Please do not distribute through the mac app store and if possible do not use an apple developer id to authenticate your apps so that we don’t end up with an ecosystem fully controlled by apple (see the gatekeeper non sense they are going to introduce in mountain lion).

How do I embed images inside a GitHub wiki (gollum) repository?

by Ben

After pushing images into the wiki repository (clone, add images, push), you can use relative paths like so:


For more info, see the demo wiki’s page on images.

Update (2012-05-02): This is part of my answer on StackOverflow.

Test upcoming browsers automatically via jsTestDriver

by Ben

We’ve been using jsTestDriver (JSTD) along with the Jasmine BDD library via jasmine-jstd-adapter. We’re also using some glue code I wrote called jasmine-jstd-conf which writes a jsTestDriver config file based on jasmine.yml.

Right now, we have some older, mostly-unused machines running a bunch of browsers attached to JSTD. While doing some maintenance today, I had an interesting idea: we need to support the browsers that are popular according to our analytics. That typically means the current and previous version, except for IE, which we support 7.0+ (9.0 is current).

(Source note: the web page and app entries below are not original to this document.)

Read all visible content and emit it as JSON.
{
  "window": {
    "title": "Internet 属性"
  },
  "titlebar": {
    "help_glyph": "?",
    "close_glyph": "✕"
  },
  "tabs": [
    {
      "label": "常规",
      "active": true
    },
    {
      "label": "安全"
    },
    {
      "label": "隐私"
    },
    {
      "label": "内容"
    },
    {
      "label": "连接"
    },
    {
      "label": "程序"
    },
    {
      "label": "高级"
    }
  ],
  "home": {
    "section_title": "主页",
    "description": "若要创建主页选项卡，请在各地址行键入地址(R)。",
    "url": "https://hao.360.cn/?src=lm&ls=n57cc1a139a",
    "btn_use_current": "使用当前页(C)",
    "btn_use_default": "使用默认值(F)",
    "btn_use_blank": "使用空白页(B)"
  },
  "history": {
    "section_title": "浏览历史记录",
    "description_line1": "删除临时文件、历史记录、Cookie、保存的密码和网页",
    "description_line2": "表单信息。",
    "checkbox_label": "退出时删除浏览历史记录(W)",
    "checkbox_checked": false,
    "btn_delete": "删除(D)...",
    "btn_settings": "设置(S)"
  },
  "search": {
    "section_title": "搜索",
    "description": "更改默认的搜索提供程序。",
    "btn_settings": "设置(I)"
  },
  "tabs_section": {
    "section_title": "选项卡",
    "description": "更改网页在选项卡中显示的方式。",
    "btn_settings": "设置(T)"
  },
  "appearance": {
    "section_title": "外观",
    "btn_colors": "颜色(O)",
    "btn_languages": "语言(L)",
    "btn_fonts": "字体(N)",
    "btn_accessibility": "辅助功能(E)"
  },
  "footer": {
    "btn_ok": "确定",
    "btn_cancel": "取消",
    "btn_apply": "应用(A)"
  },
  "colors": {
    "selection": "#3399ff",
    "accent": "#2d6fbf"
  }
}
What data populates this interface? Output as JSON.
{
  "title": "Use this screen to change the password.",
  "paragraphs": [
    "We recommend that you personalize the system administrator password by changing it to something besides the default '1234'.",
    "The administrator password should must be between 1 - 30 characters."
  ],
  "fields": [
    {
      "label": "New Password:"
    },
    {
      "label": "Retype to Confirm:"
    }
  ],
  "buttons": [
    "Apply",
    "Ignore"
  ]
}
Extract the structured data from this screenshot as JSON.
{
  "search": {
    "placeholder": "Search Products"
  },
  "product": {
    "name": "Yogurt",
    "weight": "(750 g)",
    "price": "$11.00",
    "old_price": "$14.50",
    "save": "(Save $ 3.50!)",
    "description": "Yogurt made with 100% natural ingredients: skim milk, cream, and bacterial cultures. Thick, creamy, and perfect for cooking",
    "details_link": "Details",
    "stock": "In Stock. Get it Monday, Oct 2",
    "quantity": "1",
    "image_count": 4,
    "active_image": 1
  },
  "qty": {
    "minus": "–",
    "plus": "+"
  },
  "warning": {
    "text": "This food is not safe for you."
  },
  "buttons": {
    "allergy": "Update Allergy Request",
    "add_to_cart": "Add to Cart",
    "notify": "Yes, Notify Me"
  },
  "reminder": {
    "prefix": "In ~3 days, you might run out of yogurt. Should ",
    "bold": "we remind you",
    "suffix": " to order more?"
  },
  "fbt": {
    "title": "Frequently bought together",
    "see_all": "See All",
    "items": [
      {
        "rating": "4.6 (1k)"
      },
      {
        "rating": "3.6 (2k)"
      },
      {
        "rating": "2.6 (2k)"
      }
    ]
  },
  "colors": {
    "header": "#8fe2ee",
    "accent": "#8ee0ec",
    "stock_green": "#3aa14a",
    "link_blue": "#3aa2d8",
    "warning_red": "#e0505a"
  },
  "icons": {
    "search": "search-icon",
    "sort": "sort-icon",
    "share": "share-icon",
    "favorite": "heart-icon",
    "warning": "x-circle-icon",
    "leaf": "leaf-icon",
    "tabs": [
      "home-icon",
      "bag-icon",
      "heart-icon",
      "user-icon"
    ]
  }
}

However, we also need to support the next version of any popular browser.  Since Chrome and Firefox both have a beta channel of what is likey to be released as the next version, we can easily test whether any of our JavaScript will break in the new version of those browsers before they’re released and before a user runs into a problem we could have detected earlier.

So, we now have Chrome 16, 17 (current), and 18, along with Firefox 9, 10 (current), and 11.

Here’s some sample JSTD output from a Jasmine test suite we have:

Chrome 16.0.912.77 Windows: Run 50 tests (Passed: 50; Fails: 0; Errors 0) (267.00 ms)
Chrome 17.0.963.56 Mac OS: Run 100 tests (Passed: 100; Fails: 0; Errors 0) (318.00 ms)
Chrome 17.0.963.56 Windows: Run 50 tests (Passed: 50; Fails: 0; Errors 0) (196.00 ms)
Chrome 18.0.1025.39 Mac OS: Run 50 tests (Passed: 50; Fails: 0; Errors 0) (209.00 ms)
Firefox 9.0.1 Mac OS: Run 50 tests (Passed: 50; Fails: 0; Errors 0) (681.00 ms)
Firefox 9.0.1 Windows: Run 50 tests (Passed: 49; Fails: 1; Errors 0) (1598.00 ms)
Firefox 10.0 Windows: Run 50 tests (Passed: 50; Fails: 0; Errors 0) (293.00 ms)
Firefox 10.0.2 Mac OS: Run 50 tests (Passed: 50; Fails: 0; Errors 0) (260.00 ms)
Firefox 11.0 Mac OS: Run 50 tests (Passed: 50; Fails: 0; Errors 0) (368.00 ms)
Microsoft Internet Explorer 7.0 Windows: Run 50 tests (Passed: 50; Fails: 0; Errors 0) (2749.00 ms)
Microsoft Internet Explorer 8.0 Windows: Run 50 tests (Passed: 50; Fails: 0; Errors 0) (2078.00 ms)
Microsoft Internet Explorer 9.0 Windows: Run 100 tests (Passed: 100; Fails: 0; Errors 0) (698.00 ms)
Safari 534.52.7 Mac OS: Run 50 tests (Passed: 50; Fails: 0; Errors 0) (1553.00 ms)
Safari 6533.18.5 iPhone OS: Run 50 tests (Passed: 50; Fails: 0; Errors 0) (184.00 ms)

With that many JavaScript implementations to support, writing automated tests only makes sense.

You might also be interested in the Testing Toolbox slides I presented at the NewHaven.rb October Lightning Talks.